Here are the most common types of spirit levels that you are likely to come across:
Carpenters, Builders or Long Levels
- i-beam levels: the frame of the level is an “i” shape when looking at its end. They are also called Girder Levels (because they look like a girder in cross section). They have similar uses to a box level but tend to be a slightly less sturdy, cost effective alternative. See our range of Girder levels here.
- Box beam levels; also known as Box Level or Box Section because the frame is a rectangle, box shape. The best ones are not hollow but encase acrylic (or similar) to make them more robust. They are stronger than I-beam levels, but typically heavier. See more Box Levels here.

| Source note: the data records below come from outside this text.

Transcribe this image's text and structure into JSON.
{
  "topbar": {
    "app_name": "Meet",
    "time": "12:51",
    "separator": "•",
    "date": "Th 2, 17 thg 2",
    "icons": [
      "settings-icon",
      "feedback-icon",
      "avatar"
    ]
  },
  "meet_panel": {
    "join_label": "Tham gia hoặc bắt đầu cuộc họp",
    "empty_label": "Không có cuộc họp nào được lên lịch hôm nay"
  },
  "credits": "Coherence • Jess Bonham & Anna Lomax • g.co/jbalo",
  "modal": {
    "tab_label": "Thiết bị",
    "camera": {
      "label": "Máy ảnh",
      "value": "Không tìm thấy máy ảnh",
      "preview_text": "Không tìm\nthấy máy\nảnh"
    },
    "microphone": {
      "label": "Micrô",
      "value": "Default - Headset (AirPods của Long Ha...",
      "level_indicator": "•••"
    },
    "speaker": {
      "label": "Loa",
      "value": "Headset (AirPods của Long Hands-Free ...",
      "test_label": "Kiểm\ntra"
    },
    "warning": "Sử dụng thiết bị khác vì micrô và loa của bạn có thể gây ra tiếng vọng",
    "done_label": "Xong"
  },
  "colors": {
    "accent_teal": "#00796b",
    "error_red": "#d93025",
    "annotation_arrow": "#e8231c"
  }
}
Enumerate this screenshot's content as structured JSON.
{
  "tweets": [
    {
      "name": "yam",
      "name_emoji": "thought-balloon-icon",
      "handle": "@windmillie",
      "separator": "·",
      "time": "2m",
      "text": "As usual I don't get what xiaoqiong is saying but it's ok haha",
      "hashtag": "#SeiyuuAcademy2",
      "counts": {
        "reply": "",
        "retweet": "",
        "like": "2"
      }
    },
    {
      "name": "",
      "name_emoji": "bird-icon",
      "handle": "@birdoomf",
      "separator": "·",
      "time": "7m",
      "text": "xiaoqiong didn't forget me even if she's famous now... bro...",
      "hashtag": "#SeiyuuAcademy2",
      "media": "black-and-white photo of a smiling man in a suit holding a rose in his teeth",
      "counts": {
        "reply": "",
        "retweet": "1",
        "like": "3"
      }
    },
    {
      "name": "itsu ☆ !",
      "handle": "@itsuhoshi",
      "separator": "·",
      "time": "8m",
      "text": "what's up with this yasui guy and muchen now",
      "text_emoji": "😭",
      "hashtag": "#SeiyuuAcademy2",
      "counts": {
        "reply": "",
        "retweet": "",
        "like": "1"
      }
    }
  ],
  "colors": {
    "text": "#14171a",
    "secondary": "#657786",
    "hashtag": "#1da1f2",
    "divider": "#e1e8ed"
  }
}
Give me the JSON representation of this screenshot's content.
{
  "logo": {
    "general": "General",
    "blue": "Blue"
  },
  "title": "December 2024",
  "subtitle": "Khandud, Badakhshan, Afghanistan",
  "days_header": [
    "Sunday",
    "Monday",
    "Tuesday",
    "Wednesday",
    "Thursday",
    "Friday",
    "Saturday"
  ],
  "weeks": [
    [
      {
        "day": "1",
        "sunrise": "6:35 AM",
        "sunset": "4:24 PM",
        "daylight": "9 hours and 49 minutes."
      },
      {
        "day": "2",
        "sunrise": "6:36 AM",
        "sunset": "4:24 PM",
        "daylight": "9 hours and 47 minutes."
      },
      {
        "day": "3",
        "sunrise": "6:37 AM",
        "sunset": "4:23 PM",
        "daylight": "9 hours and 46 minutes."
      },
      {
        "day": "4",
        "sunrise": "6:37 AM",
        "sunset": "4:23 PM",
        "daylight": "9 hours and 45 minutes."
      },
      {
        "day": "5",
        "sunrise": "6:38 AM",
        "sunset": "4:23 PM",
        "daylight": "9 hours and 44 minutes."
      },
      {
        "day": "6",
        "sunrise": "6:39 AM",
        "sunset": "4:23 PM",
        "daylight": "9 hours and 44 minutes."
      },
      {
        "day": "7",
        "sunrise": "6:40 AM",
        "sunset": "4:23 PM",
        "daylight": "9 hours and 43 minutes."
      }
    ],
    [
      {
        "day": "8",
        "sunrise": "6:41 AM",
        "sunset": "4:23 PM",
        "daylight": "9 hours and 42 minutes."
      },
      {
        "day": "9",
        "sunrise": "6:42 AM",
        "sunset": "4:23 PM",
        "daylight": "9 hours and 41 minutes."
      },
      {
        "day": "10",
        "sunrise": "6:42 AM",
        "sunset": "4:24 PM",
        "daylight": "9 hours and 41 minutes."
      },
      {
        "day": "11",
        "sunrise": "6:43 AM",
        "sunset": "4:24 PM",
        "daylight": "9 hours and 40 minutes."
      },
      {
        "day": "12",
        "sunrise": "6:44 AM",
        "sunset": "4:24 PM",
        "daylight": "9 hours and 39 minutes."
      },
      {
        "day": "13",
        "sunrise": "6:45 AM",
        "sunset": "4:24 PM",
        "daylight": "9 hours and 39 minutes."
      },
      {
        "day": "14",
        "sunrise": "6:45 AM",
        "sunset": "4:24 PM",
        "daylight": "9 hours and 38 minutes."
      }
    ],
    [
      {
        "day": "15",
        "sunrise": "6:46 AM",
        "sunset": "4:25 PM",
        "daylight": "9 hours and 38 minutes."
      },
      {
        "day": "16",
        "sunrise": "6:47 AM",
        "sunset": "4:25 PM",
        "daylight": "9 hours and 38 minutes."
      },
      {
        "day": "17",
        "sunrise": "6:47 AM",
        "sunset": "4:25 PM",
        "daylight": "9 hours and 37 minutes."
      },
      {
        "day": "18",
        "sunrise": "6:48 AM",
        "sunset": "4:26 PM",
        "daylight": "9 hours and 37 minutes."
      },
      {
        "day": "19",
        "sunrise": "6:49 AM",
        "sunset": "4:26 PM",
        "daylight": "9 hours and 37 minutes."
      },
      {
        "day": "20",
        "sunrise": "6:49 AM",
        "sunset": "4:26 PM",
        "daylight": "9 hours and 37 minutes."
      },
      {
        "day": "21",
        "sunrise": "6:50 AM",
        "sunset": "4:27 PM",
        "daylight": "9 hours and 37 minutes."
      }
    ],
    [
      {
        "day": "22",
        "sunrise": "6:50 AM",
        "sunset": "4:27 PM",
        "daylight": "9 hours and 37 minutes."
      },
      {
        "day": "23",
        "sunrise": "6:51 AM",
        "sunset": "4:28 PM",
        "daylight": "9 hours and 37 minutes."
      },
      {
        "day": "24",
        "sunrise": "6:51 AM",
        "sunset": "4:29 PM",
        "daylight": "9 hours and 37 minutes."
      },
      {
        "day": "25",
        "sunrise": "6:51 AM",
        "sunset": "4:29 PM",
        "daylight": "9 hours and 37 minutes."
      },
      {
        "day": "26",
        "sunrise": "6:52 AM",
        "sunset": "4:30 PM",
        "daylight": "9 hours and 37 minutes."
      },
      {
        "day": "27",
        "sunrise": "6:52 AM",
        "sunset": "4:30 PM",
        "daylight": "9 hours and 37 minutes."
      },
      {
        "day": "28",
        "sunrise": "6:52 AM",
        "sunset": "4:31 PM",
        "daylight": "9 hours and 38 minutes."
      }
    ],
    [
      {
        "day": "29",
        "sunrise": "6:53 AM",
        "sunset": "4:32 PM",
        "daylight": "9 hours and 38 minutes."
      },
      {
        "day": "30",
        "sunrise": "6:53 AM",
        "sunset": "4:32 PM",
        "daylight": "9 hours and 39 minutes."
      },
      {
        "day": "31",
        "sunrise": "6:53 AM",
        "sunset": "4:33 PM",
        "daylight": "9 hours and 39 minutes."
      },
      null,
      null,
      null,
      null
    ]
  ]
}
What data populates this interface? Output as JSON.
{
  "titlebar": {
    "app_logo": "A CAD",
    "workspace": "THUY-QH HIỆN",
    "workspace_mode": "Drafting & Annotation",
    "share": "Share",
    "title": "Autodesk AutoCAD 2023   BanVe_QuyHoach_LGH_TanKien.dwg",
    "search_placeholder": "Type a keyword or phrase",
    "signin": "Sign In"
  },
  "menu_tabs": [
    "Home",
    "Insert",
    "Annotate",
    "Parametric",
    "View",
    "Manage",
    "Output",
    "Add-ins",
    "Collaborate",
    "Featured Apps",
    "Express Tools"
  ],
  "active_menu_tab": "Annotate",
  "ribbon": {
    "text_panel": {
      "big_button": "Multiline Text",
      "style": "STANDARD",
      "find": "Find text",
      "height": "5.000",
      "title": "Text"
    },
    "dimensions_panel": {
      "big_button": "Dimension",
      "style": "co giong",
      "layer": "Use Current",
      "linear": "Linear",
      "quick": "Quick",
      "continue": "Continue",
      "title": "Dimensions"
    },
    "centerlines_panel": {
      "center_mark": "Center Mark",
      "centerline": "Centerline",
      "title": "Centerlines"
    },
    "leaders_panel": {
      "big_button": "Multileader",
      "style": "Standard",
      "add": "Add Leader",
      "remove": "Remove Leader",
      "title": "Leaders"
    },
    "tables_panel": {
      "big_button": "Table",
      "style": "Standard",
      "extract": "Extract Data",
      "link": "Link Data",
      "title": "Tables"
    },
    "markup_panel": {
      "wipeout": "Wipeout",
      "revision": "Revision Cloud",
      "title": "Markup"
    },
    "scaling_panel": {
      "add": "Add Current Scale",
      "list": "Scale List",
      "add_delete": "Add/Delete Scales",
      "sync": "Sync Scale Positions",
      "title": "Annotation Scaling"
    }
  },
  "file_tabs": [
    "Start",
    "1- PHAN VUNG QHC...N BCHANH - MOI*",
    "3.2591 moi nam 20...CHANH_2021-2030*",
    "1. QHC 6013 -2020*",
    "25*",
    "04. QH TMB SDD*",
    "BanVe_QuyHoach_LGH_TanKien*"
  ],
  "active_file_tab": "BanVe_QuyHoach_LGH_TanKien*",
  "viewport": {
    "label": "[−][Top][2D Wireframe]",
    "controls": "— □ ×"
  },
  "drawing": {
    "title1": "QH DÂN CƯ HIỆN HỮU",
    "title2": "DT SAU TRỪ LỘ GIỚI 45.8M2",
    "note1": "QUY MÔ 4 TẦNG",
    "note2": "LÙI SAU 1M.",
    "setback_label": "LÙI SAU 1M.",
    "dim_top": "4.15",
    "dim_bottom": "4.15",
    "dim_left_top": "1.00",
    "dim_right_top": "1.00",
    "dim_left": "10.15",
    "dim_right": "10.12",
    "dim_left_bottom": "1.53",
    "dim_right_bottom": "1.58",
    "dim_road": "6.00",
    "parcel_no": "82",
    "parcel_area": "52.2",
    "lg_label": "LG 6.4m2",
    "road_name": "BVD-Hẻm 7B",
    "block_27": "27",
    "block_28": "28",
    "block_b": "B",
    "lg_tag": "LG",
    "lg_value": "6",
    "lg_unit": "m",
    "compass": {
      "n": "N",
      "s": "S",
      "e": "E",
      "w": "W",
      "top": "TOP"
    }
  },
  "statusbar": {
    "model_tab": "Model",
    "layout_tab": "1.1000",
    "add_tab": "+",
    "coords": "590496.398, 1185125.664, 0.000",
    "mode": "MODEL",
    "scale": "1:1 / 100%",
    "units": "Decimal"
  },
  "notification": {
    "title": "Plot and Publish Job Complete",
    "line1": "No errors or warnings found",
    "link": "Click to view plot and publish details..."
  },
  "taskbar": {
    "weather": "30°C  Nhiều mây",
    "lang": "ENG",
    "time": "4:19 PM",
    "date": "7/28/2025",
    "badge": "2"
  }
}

- Torpedo levels: These are spirit levels that are ideal for keeping in a toolbox. They are slightly bigger than pocket-sized being 6 to 12 inches (15-30 cm) and typically with 3-vials. They are the generally purpose, all-rounder of the level world designed for use in tighter spaces
- Scaffold Level: A specialist variation on the torpedo level is the Scaffold Level. As the name implies it is ideal for use when erecting scaffolding, but also used by plumbers and others working with pipes or metal surfaces. They have magnets to “stick” to the pipes. Sometimes called a Boat Level.
- Pocket levels; these are small spirit levels as the name suggests, designed for quick use and often come with a belt clip mount and can be put in your pocket. Ideally they should have magnets and a v-groove for use with pipes and metallic surfaces.
Specialist Spirit Levels
- Line levels; also called a String Level, these are a single vial with a hook so it can be hung on a string. They are for levelling across long distances, and this was a method that was used before laser levels were invented. Using a taught string tied between two points (so that there is no sag in the line), when the ends of the line are moved so that the bubble is in the middle of the guide lines, then the two ends (and all the line) are at the same level. The Line Level can be hung at either end of the line, whichever is more convenient, so long as the line is tight. They are ideal for getting a level for laying paving stones or for levelling ground
- Cross check levels; Also known as 2D Levels or Right Angle Levels these are pocket sized levels with two vials at right angles to each other so that you can check the level in two planes at once
- Circular levels; These are sometimes known as surface levels as they are useful for ensuring that a surface is level. They are most commonly found on devices that need to be levelled, such as a tripod for an instrument or camera
- Post levels; This is a specialist level that is designed specifically for making sure that posts are plumb in all directions. The wrap around two sides of a post to measure the level in both horizontal planes. Most will have a third vial so that they can be used to ensure that horizontal rails, joists or other timbers, etc will be level.
- Angle levels; these are levels that are designed to be used as on angles from the horizontal. They have an adjustable vial so that you can set the desired angle
Home Made Levels
If you haven’t got a Spirit Level to hand or fancy making your own it is not actually that difficult. At the simplest you can put a marble or ball bearing on a flat surface and it will roll down any slope; when it does not roll away the surface is level.
Water always finds a level so you know that the surface of standing water will be level. You can use this fact to find a level using a glass of water.
Spirit Levels are a vital part of any toolkit but it is important to know how to use them and which type of level you should use. Hopefully this project has given you the confidence to get the right spirit levels for your needs.
All project content written and produced by Mike Edwards